(What you should do):
Print the data once more, exactly as supplied.

(Record set):
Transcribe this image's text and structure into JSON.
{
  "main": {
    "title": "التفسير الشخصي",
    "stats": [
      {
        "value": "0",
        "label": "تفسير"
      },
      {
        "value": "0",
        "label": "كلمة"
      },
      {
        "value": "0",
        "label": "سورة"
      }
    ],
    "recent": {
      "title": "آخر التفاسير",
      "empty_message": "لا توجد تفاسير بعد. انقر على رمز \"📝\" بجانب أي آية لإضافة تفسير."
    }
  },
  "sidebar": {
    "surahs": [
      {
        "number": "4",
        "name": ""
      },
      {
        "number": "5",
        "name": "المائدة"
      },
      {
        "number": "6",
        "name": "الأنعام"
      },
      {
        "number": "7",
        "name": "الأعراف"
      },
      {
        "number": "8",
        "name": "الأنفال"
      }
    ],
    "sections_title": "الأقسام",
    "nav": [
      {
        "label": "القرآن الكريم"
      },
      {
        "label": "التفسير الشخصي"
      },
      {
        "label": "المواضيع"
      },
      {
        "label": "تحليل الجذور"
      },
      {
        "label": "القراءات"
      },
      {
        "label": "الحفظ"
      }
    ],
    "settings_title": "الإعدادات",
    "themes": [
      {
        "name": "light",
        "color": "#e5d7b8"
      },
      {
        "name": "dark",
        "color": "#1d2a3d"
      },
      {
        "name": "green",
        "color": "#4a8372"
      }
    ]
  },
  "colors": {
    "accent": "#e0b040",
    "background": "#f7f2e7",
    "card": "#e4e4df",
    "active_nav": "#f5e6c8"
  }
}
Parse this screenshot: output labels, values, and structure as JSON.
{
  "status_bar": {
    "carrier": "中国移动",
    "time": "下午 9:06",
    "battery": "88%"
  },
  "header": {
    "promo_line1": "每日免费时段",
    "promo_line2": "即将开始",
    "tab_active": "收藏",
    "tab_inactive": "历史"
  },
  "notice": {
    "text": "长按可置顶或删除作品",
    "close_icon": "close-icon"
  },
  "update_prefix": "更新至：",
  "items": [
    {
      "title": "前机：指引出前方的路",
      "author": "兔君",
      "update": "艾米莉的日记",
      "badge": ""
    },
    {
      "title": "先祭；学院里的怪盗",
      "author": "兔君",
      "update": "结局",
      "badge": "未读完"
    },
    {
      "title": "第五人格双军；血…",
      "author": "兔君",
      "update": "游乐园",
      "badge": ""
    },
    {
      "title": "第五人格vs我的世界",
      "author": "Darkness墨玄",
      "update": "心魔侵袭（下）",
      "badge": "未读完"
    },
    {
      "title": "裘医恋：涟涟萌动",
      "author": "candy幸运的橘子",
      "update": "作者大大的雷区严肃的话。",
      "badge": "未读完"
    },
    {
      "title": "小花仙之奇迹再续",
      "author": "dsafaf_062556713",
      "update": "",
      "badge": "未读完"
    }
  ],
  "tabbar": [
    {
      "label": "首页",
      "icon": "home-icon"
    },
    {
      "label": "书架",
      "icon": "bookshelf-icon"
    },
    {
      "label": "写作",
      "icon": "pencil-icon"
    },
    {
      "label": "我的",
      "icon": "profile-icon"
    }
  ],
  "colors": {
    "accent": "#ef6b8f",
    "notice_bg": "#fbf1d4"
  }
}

(Answer box):
Transcribe this image's text and structure into JSON.
{
  "main": {
    "title": "التفسير الشخصي",
    "stats": [
      {
        "value": "0",
        "label": "تفسير"
      },
      {
        "value": "0",
        "label": "كلمة"
      },
      {
        "value": "0",
        "label": "سورة"
      }
    ],
    "recent": {
      "title": "آخر التفاسير",
      "empty_message": "لا توجد تفاسير بعد. انقر على رمز \"📝\" بجانب أي آية لإضافة تفسير."
    }
  },
  "sidebar": {
    "surahs": [
      {
        "number": "4",
        "name": ""
      },
      {
        "number": "5",
        "name": "المائدة"
      },
      {
        "number": "6",
        "name": "الأنعام"
      },
      {
        "number": "7",
        "name": "الأعراف"
      },
      {
        "number": "8",
        "name": "الأنفال"
      }
    ],
    "sections_title": "الأقسام",
    "nav": [
      {
        "label": "القرآن الكريم"
      },
      {
        "label": "التفسير الشخصي"
      },
      {
        "label": "المواضيع"
      },
      {
        "label": "تحليل الجذور"
      },
      {
        "label": "القراءات"
      },
      {
        "label": "الحفظ"
      }
    ],
    "settings_title": "الإعدادات",
    "themes": [
      {
        "name": "light",
        "color": "#e5d7b8"
      },
      {
        "name": "dark",
        "color": "#1d2a3d"
      },
      {
        "name": "green",
        "color": "#4a8372"
      }
    ]
  },
  "colors": {
    "accent": "#e0b040",
    "background": "#f7f2e7",
    "card": "#e4e4df",
    "active_nav": "#f5e6c8"
  }
}
Parse this screenshot: output labels, values, and structure as JSON.
{
  "status_bar": {
    "carrier": "中国移动",
    "time": "下午 9:06",
    "battery": "88%"
  },
  "header": {
    "promo_line1": "每日免费时段",
    "promo_line2": "即将开始",
    "tab_active": "收藏",
    "tab_inactive": "历史"
  },
  "notice": {
    "text": "长按可置顶或删除作品",
    "close_icon": "close-icon"
  },
  "update_prefix": "更新至：",
  "items": [
    {
      "title": "前机：指引出前方的路",
      "author": "兔君",
      "update": "艾米莉的日记",
      "badge": ""
    },
    {
      "title": "先祭；学院里的怪盗",
      "author": "兔君",
      "update": "结局",
      "badge": "未读完"
    },
    {
      "title": "第五人格双军；血…",
      "author": "兔君",
      "update": "游乐园",
      "badge": ""
    },
    {
      "title": "第五人格vs我的世界",
      "author": "Darkness墨玄",
      "update": "心魔侵袭（下）",
      "badge": "未读完"
    },
    {
      "title": "裘医恋：涟涟萌动",
      "author": "candy幸运的橘子",
      "update": "作者大大的雷区严肃的话。",
      "badge": "未读完"
    },
    {
      "title": "小花仙之奇迹再续",
      "author": "dsafaf_062556713",
      "update": "",
      "badge": "未读完"
    }
  ],
  "tabbar": [
    {
      "label": "首页",
      "icon": "home-icon"
    },
    {
      "label": "书架",
      "icon": "bookshelf-icon"
    },
    {
      "label": "写作",
      "icon": "pencil-icon"
    },
    {
      "label": "我的",
      "icon": "profile-icon"
    }
  ],
  "colors": {
    "accent": "#ef6b8f",
    "notice_bg": "#fbf1d4"
  }
}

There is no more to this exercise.